■ Dataset records ■
>>>

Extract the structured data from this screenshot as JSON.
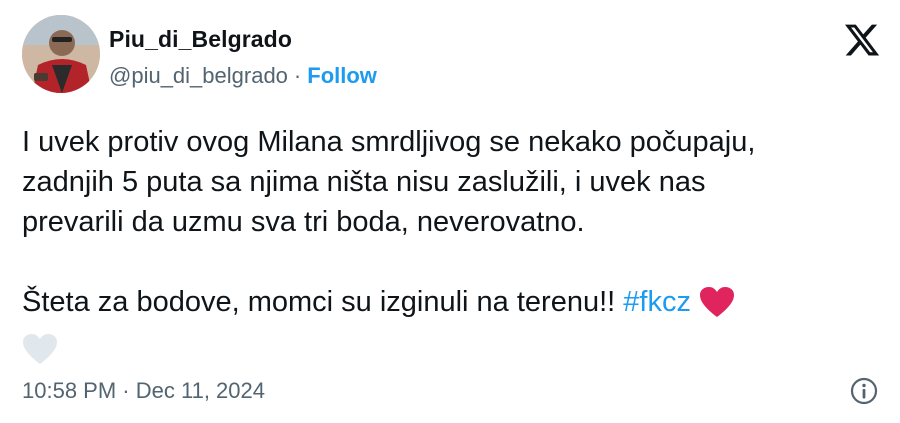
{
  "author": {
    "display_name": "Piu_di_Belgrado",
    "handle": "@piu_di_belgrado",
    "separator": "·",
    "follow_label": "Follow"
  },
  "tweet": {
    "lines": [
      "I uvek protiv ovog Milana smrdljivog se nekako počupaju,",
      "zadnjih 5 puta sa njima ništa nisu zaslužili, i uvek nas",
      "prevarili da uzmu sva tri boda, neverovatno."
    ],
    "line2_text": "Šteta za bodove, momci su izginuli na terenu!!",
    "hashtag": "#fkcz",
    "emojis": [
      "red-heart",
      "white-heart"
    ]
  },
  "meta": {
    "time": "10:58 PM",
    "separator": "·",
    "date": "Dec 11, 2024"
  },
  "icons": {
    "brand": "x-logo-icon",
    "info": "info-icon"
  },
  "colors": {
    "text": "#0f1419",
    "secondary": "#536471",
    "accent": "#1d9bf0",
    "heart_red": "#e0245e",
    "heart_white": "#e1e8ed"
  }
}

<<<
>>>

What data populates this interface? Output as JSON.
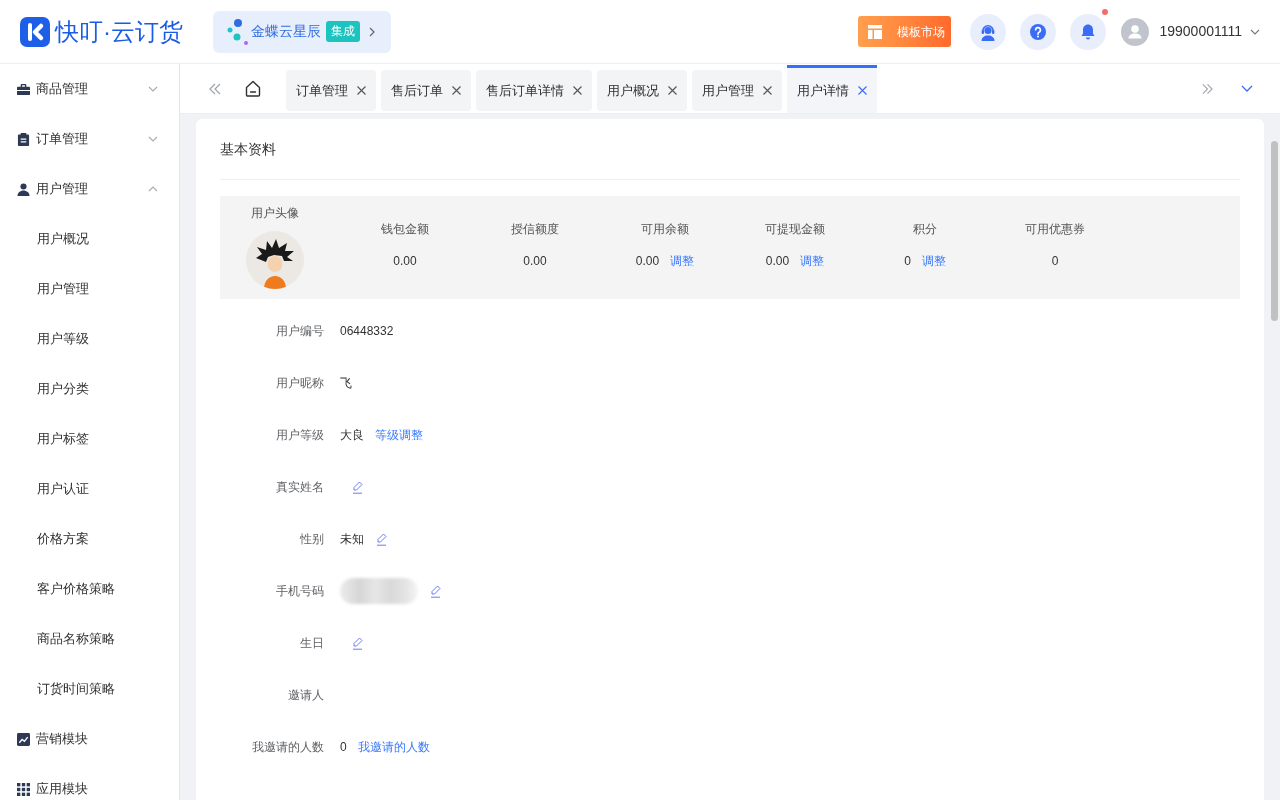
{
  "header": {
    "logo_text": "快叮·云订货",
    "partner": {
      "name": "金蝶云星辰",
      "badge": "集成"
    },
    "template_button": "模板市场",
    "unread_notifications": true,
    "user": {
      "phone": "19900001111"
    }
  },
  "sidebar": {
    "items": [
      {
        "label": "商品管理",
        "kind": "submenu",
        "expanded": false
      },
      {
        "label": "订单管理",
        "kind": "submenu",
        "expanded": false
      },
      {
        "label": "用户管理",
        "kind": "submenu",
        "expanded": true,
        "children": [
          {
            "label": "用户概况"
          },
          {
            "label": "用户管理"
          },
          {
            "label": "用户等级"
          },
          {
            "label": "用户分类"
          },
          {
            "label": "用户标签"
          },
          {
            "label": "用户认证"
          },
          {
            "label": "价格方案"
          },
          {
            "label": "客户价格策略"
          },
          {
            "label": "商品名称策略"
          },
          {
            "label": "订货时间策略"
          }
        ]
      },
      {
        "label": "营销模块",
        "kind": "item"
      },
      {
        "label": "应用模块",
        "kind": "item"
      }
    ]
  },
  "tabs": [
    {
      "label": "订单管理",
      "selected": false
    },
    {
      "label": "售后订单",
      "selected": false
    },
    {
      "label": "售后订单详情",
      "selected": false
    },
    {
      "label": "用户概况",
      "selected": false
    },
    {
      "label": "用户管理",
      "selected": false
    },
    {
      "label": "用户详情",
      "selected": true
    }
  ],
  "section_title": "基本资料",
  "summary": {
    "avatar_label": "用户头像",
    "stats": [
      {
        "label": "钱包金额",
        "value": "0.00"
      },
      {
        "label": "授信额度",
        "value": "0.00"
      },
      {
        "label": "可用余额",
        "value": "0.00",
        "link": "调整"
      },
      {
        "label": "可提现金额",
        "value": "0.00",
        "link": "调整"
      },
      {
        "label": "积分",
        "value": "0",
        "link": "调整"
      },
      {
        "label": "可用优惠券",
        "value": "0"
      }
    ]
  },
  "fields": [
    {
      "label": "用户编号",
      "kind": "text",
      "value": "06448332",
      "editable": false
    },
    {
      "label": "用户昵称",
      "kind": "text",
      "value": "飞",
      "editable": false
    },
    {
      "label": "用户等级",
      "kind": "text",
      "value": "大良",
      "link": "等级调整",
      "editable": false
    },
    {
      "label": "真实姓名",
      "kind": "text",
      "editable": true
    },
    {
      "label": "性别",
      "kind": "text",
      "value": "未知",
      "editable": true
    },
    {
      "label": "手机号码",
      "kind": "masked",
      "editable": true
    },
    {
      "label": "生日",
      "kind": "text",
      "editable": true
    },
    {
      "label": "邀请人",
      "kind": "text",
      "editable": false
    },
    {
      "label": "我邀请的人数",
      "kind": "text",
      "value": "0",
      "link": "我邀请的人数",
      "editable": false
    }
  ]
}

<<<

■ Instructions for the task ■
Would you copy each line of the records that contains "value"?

■ Task answer ■
        "value": "0.00"
        "value": "0.00"
        "value": "0.00",
        "value": "0.00",
        "value": "0",
        "value": "0"
      "value": "06448332",
      "value": "飞",
      "value": "大良",
      "value": "未知",
      "value": "0",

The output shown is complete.